Surprise Step Toward Casino in New York State
Albany - Gov. David A. Paterson is poised to sign off on a casino development project in the Catskills, opening the door to the state’s first full-fledged casino in close proximity to New York City.
The governor is close to an agreement with the Stockbridge-Munsee, a Mohican tribe based in Wisconsin that traces its roots to New York and has been pursuing a casino project in Sullivan County for several years.
The development comes as a major surprise late in Mr. Paterson’s administration, since the recent discussion about casinos has focused on tribes based in New York, and particularly the Shinnecock tribe in the Hamptons, which recently won a long battle for federal recognition.
The project would still require federal approval — never a certainty in casino development — but state and local officials said they were confident that they had already cleared most of the necessary hurdles.
As part of an agreement with the state, the tribe will settle a land claim suit in Madison County in central New York, and receive a single acre of land as part of the settlement, a person with knowledge of the arrangement said.

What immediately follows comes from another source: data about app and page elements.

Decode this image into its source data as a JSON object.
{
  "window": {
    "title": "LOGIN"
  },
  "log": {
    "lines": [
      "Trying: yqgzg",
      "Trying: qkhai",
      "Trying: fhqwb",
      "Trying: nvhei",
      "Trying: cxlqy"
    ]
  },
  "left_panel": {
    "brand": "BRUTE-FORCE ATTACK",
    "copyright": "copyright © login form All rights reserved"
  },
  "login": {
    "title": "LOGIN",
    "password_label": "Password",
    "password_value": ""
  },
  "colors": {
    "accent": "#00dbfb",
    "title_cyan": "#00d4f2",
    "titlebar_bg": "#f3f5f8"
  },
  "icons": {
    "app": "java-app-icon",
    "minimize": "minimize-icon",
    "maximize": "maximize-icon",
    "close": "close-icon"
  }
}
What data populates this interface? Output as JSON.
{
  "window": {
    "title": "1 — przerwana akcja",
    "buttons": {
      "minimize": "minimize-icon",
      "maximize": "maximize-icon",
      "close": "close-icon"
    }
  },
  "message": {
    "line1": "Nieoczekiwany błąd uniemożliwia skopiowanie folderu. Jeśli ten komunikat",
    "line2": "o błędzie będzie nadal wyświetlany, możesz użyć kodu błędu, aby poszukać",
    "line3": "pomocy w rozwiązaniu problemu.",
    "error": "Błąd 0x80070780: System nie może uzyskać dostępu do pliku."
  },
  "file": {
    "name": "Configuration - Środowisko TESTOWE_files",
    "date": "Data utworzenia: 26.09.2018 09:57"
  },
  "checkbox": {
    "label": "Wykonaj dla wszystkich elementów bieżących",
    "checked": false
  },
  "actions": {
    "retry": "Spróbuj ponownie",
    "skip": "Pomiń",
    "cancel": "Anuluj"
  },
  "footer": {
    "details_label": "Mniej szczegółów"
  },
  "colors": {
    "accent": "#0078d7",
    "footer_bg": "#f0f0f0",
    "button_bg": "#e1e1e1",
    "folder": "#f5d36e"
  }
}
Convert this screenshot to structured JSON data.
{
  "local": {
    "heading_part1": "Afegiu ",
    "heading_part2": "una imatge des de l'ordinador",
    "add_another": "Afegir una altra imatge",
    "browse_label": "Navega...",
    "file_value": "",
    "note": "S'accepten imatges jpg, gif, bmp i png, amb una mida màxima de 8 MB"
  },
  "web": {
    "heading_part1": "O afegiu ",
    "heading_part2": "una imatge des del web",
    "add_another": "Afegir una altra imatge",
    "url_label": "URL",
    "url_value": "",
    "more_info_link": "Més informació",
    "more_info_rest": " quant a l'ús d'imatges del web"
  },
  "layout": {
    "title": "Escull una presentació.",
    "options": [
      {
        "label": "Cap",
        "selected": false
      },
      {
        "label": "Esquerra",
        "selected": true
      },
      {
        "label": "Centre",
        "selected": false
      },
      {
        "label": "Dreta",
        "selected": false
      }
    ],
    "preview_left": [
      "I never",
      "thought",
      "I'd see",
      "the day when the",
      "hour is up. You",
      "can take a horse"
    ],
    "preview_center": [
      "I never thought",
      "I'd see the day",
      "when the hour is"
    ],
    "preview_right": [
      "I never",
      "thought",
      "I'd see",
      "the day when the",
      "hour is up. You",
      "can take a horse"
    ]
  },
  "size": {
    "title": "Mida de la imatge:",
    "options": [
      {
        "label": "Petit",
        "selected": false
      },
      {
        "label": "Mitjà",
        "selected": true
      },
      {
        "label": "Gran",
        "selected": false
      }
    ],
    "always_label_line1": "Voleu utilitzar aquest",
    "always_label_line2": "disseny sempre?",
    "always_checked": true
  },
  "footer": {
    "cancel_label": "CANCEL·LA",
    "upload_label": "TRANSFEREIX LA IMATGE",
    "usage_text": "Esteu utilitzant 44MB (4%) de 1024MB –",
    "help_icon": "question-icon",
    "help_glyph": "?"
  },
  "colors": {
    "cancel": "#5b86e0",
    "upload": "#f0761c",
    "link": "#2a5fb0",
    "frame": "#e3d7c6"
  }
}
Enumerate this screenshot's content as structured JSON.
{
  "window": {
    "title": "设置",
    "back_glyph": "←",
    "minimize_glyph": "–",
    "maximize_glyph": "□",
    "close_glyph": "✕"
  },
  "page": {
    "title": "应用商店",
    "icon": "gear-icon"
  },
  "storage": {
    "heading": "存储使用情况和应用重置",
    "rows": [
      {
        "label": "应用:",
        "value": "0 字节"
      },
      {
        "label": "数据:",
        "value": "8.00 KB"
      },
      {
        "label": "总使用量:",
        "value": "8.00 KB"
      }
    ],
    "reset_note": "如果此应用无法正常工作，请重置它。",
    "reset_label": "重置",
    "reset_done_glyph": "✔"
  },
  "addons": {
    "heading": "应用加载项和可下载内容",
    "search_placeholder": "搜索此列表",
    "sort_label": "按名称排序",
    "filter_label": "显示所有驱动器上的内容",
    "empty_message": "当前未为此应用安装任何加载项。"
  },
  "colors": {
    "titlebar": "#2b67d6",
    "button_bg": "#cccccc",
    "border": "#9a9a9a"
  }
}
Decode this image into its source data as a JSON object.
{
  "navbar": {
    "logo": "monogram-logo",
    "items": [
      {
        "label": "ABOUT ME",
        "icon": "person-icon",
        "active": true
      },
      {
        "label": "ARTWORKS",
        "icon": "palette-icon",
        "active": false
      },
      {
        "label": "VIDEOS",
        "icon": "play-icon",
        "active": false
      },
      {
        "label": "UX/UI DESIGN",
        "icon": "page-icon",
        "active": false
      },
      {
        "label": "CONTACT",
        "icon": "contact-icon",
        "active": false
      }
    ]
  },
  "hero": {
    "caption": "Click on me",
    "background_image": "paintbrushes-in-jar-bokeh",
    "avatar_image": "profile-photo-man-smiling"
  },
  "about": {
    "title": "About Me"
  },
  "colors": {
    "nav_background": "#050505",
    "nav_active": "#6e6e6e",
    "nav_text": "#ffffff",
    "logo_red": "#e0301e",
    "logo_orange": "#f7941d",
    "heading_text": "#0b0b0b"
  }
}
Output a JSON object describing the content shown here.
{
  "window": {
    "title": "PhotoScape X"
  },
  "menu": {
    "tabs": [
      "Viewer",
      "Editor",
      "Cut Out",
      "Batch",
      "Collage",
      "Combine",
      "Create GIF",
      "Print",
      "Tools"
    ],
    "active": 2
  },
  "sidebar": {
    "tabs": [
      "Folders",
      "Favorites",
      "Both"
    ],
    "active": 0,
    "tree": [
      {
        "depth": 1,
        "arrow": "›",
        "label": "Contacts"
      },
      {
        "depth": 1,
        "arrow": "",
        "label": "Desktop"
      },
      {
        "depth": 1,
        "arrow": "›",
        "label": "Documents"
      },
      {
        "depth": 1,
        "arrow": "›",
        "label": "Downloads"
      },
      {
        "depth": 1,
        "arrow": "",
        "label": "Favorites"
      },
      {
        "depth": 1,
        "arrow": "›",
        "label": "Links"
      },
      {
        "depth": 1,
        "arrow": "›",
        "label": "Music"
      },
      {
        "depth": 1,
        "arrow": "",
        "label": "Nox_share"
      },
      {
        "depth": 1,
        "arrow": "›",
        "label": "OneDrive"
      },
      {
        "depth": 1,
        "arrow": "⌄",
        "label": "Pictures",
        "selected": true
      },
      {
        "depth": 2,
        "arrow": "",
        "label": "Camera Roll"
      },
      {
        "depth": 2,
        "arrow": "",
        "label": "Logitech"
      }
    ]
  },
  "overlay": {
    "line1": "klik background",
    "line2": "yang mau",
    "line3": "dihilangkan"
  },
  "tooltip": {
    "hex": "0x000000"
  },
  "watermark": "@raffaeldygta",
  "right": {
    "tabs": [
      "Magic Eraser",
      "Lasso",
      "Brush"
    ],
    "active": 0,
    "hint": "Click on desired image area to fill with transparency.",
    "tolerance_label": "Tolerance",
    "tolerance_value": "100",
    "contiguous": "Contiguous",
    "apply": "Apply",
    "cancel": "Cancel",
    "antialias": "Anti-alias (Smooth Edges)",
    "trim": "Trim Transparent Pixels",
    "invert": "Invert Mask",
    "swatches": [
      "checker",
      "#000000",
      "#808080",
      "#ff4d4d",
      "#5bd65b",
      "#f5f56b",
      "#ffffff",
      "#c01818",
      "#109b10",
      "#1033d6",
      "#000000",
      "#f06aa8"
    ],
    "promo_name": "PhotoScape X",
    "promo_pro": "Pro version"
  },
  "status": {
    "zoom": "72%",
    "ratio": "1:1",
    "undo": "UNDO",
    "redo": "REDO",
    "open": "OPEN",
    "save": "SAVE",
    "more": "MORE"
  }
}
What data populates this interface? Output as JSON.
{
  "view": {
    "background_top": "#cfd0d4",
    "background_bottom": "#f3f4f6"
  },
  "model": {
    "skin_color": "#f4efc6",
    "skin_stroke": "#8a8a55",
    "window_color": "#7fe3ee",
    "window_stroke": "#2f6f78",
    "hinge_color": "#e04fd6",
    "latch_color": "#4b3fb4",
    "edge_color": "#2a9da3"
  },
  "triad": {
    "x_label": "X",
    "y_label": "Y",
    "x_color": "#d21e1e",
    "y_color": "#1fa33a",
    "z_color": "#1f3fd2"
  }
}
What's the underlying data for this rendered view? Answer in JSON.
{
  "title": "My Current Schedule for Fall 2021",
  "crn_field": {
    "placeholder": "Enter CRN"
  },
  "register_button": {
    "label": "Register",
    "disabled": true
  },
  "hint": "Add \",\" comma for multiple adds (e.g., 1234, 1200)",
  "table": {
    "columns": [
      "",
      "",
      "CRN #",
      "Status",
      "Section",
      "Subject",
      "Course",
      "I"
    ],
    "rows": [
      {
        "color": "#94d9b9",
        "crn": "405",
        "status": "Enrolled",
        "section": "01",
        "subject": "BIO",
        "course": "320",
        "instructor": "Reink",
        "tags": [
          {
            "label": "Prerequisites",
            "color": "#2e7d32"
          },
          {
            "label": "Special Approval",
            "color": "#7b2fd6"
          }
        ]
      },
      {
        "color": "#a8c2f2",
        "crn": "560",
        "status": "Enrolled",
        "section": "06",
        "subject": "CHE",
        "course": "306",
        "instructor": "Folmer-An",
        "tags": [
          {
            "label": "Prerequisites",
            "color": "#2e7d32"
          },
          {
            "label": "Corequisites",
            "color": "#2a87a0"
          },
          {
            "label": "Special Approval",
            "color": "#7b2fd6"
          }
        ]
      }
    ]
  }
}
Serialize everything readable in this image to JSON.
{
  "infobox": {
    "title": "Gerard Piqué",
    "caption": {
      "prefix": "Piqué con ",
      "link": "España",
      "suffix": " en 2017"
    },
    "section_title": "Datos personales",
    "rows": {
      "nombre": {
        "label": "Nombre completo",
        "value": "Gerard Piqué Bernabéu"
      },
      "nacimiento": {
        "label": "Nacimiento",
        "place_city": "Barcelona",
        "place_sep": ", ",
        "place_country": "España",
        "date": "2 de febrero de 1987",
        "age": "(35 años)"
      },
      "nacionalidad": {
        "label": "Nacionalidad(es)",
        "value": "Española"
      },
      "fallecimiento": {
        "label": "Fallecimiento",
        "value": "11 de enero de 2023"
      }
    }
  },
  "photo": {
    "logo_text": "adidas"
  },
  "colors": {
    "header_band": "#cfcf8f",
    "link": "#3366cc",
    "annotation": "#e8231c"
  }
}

Securing a foothold in New York is aimed at helping the tribe win federal approval to build a casino in Sullivan County, though casinos proposed outside of reservations have long been a sticking point for federal regulators.
The tribe has also been negotiating a compact with the state that would give $15 million a year to Sullivan County and give the state a percentage of the casino’s revenue, a key component of winning state and federal approval.
“We’re confident,” said Anthony P. Cellini, the supervisor of Thompson, about 90 miles northwest of New York City, where the casino would be located.
“It means jobs,” Mr. Cellini added. “We were once the Northeast’s tourism capital, and this could once again bring that back to this area.”
Mr. Cellini said state and federal officials, including the governor and tribal officials, were planning to gather in the Catskills on Monday for a ceremony.
The Paterson administration declined comment on Tuesday afternoon.
While there is already a casino in Yonkers and one being developed at the Aqueduct racetrack in Queens, both are technically called racinos — they are attached to horse racing tracks and feature video lottery terminals, but not table games.
The casino envisioned for Thompson would be a full-fledged casino with table games, a development that would quite likely draw business from casinos in Atlantic City and Connecticut, as well as the closest such casino in New York State: Turning Stone between Syracuse and Utica, which is run by the Oneida tribe.